Europe Already Snubs Joe Biden
While Joe Biden says he’ll work with U.S. allies to confront China, the allies get a say too. The European Union’s opening statement isn’t encouraging. After years of talks, China and the EU agreed in principle to the Comprehensive Agreement on Investment (CAI) in the final hours of 2020 after some late concessions from Beijing, which was eager to wrap up before Mr. Biden takes office.
The deal theoretically gives Europe more opportunities in China for automobiles, cloud computing, financial services, health care and telecom. It will level the “playing field for EU investors by laying down clear obligations on Chinese state-owned enterprises, prohibiting forced technology transfers and other distortive practices, and enhancing transparency of subsidies,” the European Commission said in a statement.
It’s reasonable for Europe to want to resolve issues like market access or intellectual-property theft, especially as the U.S. and Asian countries try the same. But the deal’s extensive flaws overwhelm its limited benefits. EU Trade Commissioner Valdis Dombrovskisconceded after the deal was reached that the CAI is “not a panacea.” It doesn’t address, for example, longstanding grievances over steel overcapacity or the trade of counterfeit goods.
The larger question is whether Beijing will keep its word. The country’s behavior since joining the World Trade Organization—and especially over the past year—suggests Chinese President Xi Jinping isn’t worried about fulfilling obligations to other countries.

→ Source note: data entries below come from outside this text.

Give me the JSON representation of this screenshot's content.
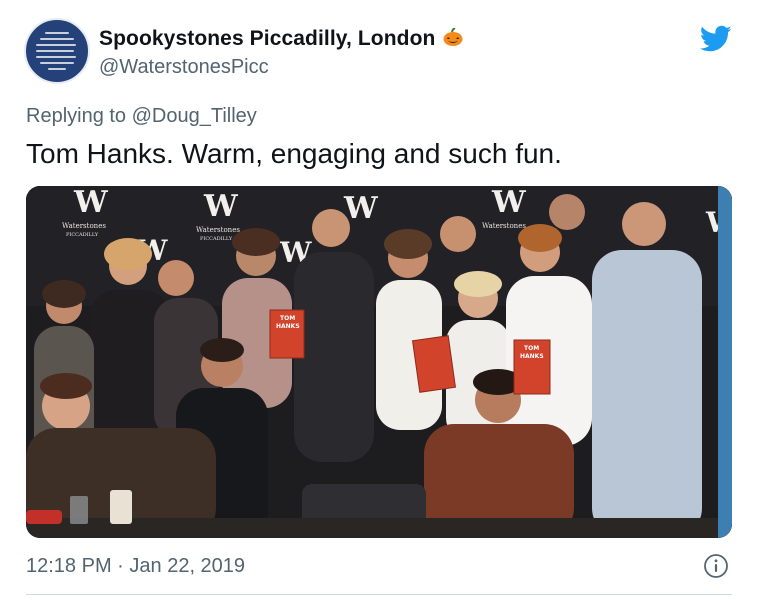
{
  "tweet": {
    "display_name": "Spookystones Piccadilly, London",
    "handle": "@WaterstonesPicc",
    "replying_prefix": "Replying to ",
    "replying_to": "@Doug_Tilley",
    "text": "Tom Hanks. Warm, engaging and such fun.",
    "time": "12:18 PM",
    "separator": " · ",
    "date": "Jan 22, 2019"
  },
  "icons": {
    "avatar": "waterstones-avatar",
    "name_emoji": "pumpkin-icon",
    "brand": "twitter-bird-icon",
    "info": "info-icon"
  },
  "photo": {
    "backdrop_letter": "W",
    "backdrop_brand": "Waterstones",
    "backdrop_store": "PICCADILLY",
    "book_title_1": "TOM",
    "book_title_2": "HANKS"
  },
  "colors": {
    "brand_blue": "#1d9bf0",
    "muted_text": "#536471",
    "primary_text": "#0f1419",
    "book_red": "#d2432c"
  }
}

In the fight over human-rights provisions, China eventually agreed to “continued and sustained efforts” to ratify International Labor Organization conventions on forced labor. The chairman of the European Parliament’s China delegation tweeted, “That’s just a polite way of saying: ‘NO! Go [expletive] yourself!’” Don’t expect the Xinjiang labor camps to vanish.